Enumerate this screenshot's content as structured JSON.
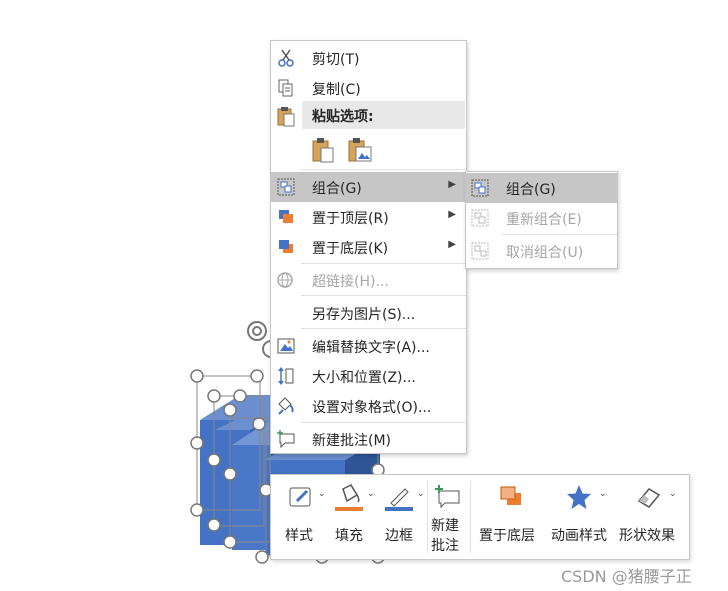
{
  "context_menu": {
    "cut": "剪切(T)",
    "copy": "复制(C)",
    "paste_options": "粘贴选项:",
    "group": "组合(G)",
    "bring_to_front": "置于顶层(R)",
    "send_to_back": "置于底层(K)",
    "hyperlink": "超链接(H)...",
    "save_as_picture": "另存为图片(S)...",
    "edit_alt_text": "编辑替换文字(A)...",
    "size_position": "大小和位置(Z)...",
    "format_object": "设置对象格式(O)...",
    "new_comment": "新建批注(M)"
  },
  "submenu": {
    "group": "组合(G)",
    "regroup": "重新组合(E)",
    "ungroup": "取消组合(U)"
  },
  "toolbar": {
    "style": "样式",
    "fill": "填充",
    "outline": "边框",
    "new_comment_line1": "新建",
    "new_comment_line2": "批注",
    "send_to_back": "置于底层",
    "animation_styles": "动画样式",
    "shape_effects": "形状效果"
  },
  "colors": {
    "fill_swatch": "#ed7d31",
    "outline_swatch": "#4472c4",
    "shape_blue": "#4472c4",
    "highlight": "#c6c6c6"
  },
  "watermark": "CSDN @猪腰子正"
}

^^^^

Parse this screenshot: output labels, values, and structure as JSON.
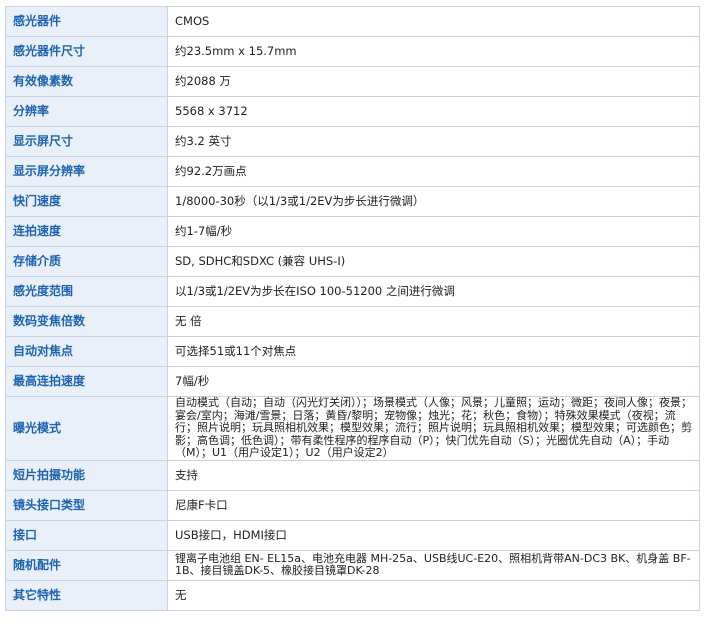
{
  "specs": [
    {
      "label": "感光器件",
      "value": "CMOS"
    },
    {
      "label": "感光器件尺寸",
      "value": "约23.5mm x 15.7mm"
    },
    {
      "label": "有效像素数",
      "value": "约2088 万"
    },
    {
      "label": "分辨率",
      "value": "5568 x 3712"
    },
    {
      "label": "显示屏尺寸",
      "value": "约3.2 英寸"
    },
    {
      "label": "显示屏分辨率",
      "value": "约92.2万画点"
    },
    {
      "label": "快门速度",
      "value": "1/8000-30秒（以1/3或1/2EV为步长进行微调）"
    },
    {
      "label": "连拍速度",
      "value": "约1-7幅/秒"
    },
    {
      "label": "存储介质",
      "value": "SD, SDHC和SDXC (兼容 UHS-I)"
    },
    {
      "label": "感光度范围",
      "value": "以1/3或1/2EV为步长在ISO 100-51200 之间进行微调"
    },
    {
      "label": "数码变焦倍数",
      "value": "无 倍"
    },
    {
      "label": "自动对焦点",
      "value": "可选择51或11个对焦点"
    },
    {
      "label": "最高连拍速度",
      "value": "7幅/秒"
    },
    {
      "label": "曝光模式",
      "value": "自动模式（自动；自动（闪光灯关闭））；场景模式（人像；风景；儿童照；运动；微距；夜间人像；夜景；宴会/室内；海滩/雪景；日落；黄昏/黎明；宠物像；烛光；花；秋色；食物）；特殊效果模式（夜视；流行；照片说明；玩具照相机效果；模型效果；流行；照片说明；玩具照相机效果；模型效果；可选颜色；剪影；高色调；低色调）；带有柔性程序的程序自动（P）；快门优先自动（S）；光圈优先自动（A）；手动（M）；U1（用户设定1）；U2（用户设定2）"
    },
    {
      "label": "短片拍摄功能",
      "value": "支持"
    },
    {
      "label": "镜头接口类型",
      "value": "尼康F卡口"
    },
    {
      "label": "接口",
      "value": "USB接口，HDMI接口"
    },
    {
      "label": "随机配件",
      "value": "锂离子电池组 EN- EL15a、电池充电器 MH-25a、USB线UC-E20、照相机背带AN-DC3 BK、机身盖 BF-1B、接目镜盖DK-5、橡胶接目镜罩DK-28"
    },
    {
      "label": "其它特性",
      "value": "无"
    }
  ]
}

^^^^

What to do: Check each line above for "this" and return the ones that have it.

Reply:
Enumerate this screenshot's content as structured JSON.
Parse this screenshot: output labels, values, and structure as JSON.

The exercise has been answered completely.